Do NBA Coaches Actually Make an Impact?
Here's the good news for the NBA's three first-time head coaches this season: There's very little chance you're going to make your players worse.
Here's the bad news: Chances are slim that you'll make them any better.
In a league where coaching turnover is rampant—almost eight changes per season over the past two decades—a study co-written by Southern Utah University economics professor Dave Berri suggests that fewer than a quarter of NBA coaches between 1977 and 2008 had any significant effect on their players' performance.
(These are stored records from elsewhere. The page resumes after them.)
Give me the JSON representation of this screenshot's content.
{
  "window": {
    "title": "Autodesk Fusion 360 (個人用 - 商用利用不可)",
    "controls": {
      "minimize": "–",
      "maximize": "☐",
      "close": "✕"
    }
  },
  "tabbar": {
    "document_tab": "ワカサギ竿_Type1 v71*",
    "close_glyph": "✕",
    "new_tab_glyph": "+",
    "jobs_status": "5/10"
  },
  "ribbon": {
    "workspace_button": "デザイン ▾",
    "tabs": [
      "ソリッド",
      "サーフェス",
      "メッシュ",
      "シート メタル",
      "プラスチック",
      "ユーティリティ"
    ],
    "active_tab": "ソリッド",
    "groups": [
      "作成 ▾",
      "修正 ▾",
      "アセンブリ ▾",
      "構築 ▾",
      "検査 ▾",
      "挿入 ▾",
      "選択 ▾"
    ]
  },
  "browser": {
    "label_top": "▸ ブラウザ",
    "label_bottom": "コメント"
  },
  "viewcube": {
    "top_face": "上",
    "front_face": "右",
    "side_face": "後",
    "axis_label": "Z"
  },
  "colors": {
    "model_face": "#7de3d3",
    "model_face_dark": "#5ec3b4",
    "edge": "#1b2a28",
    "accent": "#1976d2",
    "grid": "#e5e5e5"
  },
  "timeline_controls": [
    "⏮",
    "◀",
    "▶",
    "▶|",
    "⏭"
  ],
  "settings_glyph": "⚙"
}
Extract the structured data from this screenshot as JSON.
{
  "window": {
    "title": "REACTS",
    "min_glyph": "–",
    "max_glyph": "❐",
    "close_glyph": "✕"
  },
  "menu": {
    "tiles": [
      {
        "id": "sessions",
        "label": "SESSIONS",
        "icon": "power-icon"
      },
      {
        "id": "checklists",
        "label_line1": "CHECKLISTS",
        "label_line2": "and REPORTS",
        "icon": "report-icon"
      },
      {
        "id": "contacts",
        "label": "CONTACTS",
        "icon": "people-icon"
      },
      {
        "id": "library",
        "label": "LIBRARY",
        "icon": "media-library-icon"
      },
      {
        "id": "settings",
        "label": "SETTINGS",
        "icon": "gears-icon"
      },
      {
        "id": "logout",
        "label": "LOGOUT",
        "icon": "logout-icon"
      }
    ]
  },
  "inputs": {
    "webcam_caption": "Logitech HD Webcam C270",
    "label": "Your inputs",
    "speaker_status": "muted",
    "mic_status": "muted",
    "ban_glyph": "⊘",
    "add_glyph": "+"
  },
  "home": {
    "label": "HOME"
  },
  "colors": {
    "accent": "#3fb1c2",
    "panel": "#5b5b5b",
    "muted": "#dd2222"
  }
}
Mr. Berri looked at 62 coaches in the three-decade span, only including those who worked long enough to have 15 everyday players come to their team after their arrival, as well as 15 everyday players leave (this was to make sure each coach had a sizable roster of players to analyze). Mr. Berri used his wins-produced metric—which shows how many wins a player is worth by seeing how his statistics correlate to winning—to measure the players' performances and see whether they significantly improved or declined. If they did, then the coach passed the so-called effectiveness test.
Phil Jackson, who has won a record 11 titles, is worth 17.1 wins to his teams per year according to this metric—the most in the sample. But Hall of Famer Pat Riley had no significant effect at all; neither did well-known coaches such as Jeff Van Gundy and Jerry Sloan. Then there's Matt Guokas, who compiled a .430 winning percentage in seven years as head coach. He's the only person in this sample to make his players significantly worse.
The Ones Who Matter
A recent study shows the majority of experienced NBA coaches in the past few decades had no significant effect on their players' performance. Here are some of the well-known exceptions. *
MOST EFFECTIVE COACHES HOW MANY 'WINS' THEY CONTRIBUTE A SEASON Phil Jackson
17.1 Gregg Popovich
15.9 Cotton Fitzsimmons
15.8 Jim O'Brien
12 Gene Shue
11.5 Don Nelson
11.2 Flip Saunders